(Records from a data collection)

=====

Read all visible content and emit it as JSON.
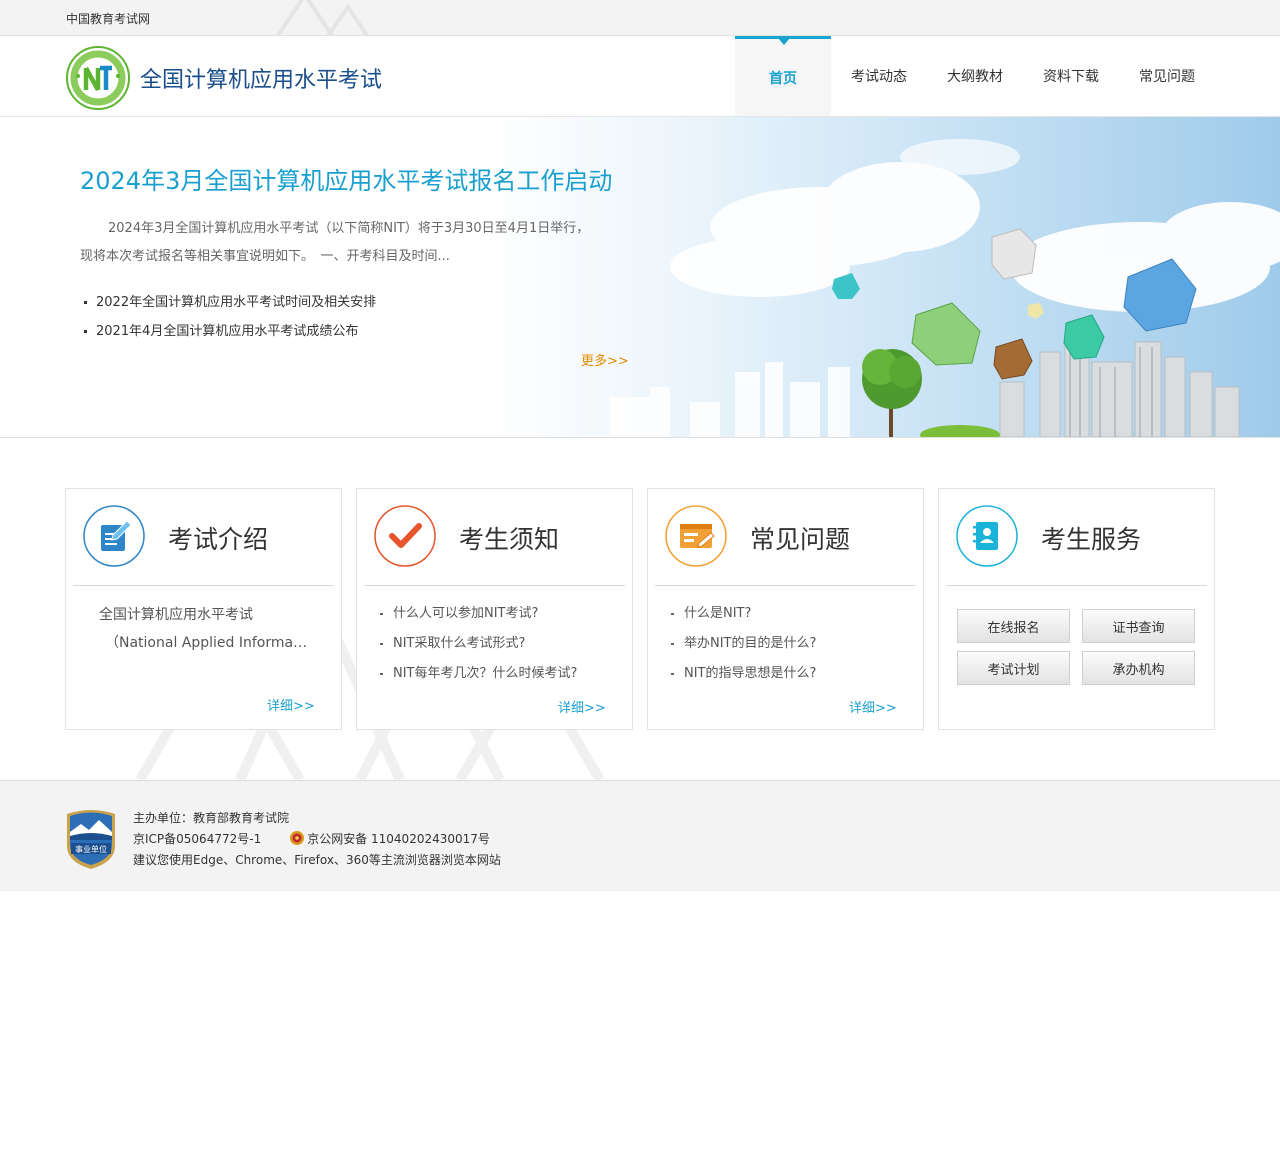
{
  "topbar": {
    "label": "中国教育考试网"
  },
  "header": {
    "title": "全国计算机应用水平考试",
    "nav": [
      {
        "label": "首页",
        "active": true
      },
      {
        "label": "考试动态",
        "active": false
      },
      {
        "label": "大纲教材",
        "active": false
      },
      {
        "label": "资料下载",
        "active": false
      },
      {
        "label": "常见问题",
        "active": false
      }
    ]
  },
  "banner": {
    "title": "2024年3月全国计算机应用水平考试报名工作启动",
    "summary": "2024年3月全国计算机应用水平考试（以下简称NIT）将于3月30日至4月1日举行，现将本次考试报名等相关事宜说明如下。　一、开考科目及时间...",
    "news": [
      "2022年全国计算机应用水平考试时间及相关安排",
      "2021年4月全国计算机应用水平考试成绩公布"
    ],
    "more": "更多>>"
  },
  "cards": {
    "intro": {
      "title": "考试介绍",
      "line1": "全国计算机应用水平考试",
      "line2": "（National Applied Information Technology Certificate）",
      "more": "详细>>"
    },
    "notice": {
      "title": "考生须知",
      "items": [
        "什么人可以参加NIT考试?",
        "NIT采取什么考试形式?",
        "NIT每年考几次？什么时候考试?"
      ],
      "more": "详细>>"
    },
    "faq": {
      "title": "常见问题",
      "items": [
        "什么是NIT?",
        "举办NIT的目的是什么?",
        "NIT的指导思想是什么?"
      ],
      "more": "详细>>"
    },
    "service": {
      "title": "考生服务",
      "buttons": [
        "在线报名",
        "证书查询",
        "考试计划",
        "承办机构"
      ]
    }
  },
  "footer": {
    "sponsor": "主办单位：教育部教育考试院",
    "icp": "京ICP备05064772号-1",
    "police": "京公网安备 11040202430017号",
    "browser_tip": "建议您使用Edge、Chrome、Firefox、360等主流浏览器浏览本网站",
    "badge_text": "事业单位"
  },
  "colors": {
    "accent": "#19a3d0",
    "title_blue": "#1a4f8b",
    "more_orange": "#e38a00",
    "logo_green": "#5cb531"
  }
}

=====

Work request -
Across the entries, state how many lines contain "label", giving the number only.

Solution for this exercise -
6